** Dataset entries follows **
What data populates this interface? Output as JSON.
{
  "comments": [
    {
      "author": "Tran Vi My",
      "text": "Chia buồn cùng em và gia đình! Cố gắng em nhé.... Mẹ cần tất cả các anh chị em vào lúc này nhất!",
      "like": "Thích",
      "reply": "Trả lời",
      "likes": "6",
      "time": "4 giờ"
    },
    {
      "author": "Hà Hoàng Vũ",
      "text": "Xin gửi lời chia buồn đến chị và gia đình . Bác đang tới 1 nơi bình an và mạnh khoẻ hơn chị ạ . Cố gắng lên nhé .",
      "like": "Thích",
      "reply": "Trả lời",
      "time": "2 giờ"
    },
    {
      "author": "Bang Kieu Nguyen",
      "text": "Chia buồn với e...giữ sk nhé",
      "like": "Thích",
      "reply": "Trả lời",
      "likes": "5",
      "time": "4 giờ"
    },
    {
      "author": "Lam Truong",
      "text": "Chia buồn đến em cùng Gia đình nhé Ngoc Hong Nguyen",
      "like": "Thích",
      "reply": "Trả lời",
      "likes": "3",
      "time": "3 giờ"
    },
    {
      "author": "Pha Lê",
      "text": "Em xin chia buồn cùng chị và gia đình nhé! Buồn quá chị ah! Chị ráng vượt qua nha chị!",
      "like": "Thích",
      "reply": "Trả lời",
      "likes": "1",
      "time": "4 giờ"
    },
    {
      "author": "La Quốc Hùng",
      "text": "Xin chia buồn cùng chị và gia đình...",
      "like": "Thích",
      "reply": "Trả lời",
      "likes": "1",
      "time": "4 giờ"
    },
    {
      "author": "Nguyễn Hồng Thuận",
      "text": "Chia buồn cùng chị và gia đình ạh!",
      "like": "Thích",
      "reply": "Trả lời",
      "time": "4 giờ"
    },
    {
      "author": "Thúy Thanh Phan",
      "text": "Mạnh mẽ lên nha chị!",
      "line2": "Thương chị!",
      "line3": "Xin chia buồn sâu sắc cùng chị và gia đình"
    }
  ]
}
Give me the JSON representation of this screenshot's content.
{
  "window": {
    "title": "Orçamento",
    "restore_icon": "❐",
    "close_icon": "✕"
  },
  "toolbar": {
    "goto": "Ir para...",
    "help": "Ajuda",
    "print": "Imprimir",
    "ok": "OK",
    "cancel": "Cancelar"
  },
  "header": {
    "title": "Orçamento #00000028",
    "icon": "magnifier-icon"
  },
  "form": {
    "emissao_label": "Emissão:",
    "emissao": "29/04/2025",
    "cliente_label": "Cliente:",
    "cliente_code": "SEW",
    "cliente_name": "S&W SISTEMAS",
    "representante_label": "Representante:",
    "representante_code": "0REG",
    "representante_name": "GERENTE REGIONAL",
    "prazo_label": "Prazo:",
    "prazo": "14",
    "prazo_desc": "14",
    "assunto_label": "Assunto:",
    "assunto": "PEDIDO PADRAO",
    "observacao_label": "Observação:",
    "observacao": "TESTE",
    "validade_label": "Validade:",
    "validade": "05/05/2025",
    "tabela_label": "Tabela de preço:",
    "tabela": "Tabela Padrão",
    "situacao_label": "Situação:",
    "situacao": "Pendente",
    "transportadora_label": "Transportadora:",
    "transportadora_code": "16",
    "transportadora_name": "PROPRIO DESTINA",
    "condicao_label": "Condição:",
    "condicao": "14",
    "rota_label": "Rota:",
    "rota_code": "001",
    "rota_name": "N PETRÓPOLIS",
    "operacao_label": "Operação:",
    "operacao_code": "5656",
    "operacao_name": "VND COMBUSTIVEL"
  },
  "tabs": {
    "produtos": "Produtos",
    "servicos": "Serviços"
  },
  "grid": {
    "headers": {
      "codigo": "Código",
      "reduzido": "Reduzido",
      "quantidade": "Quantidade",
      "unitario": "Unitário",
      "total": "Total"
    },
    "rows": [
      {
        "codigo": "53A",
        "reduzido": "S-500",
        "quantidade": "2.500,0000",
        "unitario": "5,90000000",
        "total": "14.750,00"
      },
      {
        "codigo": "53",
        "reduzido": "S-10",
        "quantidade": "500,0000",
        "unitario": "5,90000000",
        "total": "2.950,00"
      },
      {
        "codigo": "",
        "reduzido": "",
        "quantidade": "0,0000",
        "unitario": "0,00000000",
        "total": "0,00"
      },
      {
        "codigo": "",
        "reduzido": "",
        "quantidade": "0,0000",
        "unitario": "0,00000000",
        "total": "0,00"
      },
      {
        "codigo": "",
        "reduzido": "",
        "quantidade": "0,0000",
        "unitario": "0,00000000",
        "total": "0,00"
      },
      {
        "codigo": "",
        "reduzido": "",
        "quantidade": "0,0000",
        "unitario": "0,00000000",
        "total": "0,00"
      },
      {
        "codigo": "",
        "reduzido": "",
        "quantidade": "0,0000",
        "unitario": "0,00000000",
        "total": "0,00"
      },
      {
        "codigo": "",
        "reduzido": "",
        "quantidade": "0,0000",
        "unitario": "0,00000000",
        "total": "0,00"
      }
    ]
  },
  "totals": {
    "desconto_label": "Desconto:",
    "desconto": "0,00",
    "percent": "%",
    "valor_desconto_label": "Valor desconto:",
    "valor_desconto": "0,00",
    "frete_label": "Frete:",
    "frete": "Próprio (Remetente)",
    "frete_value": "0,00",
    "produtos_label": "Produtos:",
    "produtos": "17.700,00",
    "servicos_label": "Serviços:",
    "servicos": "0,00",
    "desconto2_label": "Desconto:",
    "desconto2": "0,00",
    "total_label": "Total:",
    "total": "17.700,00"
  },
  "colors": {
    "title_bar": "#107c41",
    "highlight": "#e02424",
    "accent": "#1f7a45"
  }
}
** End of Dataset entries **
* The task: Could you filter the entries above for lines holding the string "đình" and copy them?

* Task result:
      "text": "Chia buồn cùng em và gia đình! Cố gắng em nhé.... Mẹ cần tất cả các anh chị em vào lúc này nhất!",
      "text": "Xin gửi lời chia buồn đến chị và gia đình . Bác đang tới 1 nơi bình an và mạnh khoẻ hơn chị ạ . Cố gắng lên nhé .",
      "text": "Chia buồn đến em cùng Gia đình nhé Ngoc Hong Nguyen",
      "text": "Em xin chia buồn cùng chị và gia đình nhé! Buồn quá chị ah! Chị ráng vượt qua nha chị!",
      "text": "Xin chia buồn cùng chị và gia đình...",
      "text": "Chia buồn cùng chị và gia đình ạh!",
      "line3": "Xin chia buồn sâu sắc cùng chị và gia đình"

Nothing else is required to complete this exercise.